• YOUR INSTRUCTIONS
Tally up the lines below that contain the word "JSON" and give the total alone.

[Collected data]
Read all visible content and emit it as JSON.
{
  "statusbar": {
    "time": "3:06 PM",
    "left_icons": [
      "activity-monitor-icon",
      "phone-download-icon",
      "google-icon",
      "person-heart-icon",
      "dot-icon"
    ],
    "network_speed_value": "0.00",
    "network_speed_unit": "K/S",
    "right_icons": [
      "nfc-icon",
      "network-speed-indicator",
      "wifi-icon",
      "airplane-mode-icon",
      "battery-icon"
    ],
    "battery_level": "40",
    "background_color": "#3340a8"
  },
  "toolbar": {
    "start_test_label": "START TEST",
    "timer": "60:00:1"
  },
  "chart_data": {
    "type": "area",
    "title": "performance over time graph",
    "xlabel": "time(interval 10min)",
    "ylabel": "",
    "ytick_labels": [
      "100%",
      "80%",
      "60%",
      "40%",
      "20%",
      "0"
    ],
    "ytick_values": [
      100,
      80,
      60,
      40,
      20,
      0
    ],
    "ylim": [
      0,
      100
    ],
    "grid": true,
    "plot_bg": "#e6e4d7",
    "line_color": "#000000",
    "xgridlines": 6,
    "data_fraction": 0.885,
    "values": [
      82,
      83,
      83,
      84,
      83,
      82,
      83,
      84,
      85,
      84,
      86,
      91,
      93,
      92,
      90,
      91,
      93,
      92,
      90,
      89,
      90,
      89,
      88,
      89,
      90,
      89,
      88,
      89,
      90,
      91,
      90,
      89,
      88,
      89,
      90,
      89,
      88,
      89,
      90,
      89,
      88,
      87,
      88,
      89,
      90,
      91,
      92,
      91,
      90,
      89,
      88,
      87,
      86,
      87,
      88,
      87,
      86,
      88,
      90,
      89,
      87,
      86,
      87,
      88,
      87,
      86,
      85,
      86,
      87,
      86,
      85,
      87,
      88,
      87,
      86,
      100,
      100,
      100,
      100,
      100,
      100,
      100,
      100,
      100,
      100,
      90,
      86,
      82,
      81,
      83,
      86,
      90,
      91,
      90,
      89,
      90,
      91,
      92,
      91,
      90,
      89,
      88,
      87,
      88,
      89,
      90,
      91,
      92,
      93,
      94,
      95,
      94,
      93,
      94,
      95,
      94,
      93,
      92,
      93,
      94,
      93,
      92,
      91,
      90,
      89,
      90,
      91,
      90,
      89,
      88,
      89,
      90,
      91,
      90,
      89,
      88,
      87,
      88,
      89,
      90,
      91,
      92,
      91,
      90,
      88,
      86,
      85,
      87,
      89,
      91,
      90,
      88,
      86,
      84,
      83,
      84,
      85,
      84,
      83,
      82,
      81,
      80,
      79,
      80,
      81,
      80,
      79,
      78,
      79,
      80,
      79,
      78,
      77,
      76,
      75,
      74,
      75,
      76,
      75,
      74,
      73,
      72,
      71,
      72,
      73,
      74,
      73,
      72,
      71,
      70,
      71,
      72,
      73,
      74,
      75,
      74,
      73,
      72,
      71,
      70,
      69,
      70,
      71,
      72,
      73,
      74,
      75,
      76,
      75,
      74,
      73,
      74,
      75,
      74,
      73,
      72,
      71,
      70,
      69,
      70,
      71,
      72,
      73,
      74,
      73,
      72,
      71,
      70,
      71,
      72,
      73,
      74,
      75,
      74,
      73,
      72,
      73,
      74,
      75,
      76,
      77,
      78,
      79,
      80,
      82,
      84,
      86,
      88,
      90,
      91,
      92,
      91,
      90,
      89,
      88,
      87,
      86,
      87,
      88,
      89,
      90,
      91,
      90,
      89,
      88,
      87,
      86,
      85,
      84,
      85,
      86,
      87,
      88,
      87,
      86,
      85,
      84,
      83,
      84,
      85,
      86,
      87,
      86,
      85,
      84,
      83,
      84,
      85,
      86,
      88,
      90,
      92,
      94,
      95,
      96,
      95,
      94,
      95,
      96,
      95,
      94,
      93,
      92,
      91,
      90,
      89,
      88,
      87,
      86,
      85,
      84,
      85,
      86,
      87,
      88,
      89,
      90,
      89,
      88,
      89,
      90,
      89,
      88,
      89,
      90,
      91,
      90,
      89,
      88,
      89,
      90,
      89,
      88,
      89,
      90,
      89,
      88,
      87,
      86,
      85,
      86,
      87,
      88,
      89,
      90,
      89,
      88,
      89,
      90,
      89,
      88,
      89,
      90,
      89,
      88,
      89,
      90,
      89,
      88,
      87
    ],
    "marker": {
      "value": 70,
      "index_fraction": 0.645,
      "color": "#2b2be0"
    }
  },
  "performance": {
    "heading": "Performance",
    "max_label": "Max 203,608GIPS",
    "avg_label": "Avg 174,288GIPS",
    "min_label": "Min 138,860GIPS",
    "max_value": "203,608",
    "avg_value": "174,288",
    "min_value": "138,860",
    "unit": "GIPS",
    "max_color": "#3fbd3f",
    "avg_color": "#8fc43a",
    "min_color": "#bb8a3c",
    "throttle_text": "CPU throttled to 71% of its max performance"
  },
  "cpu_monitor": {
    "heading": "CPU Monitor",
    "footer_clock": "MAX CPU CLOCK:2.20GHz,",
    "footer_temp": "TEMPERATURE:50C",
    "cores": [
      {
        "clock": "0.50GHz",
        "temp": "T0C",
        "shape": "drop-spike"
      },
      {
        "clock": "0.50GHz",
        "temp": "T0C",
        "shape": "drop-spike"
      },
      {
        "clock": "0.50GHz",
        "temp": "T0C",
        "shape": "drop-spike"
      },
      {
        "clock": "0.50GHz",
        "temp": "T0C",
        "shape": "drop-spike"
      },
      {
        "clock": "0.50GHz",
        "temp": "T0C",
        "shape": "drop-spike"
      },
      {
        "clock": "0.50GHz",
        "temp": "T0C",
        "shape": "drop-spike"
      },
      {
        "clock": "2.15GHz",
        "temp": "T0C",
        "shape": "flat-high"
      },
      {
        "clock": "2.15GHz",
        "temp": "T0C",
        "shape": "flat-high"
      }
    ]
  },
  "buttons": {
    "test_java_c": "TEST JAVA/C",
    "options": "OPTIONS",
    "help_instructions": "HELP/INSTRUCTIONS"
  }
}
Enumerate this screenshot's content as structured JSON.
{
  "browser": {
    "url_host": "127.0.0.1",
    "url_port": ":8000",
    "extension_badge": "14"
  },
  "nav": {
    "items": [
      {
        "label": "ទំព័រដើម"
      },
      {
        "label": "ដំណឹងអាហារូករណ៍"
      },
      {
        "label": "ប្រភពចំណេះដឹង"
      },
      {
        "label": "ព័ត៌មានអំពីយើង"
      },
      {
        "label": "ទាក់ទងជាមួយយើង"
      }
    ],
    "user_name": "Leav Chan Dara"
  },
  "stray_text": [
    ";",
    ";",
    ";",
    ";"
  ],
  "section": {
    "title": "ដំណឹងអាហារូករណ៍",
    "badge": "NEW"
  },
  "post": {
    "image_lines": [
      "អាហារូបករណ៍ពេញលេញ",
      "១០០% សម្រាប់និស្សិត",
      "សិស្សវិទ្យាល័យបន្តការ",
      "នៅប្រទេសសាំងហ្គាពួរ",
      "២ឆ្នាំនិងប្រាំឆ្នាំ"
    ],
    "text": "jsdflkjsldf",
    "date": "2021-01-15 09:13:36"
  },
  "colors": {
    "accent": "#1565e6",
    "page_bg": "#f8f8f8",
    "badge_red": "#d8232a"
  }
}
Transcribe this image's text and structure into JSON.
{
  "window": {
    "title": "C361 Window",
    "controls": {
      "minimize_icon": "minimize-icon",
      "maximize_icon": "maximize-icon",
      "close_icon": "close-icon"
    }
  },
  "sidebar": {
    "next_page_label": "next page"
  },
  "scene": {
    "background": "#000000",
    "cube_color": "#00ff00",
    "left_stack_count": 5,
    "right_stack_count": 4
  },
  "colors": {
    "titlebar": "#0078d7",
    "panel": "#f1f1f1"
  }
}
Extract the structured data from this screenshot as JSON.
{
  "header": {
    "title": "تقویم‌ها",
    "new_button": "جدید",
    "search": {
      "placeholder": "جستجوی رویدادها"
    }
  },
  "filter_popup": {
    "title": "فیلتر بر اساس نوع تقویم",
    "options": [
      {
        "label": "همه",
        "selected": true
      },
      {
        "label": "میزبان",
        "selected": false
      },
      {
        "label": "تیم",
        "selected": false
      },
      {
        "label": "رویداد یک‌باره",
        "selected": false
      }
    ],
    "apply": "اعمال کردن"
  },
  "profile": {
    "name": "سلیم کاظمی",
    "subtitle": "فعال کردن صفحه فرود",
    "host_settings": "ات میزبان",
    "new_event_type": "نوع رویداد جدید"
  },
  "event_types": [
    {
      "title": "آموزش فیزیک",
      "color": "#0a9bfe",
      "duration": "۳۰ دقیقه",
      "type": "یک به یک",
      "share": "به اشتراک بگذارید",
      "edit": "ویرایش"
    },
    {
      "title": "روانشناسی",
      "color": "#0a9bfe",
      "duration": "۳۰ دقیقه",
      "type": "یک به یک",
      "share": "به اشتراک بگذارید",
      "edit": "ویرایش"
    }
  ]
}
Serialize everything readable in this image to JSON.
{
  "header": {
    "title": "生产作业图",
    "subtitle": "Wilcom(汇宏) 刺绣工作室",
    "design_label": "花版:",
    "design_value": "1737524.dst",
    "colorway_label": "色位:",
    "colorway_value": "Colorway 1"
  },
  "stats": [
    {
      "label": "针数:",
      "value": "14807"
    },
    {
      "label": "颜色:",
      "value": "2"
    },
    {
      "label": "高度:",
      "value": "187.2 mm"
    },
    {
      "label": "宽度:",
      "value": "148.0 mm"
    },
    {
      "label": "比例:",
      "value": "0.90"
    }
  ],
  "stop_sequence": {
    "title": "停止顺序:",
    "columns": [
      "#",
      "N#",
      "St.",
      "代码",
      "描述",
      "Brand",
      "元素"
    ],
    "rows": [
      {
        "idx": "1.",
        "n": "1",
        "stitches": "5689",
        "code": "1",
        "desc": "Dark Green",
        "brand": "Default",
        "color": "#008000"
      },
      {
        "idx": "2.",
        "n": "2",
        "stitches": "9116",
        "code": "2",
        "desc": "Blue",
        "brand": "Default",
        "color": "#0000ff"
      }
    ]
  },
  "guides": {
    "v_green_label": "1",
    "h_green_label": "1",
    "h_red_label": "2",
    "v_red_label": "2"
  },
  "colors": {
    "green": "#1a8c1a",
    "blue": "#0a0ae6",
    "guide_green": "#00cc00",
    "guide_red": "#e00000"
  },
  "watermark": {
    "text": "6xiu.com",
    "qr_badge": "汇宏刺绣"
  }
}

• ANSWER SPACE
5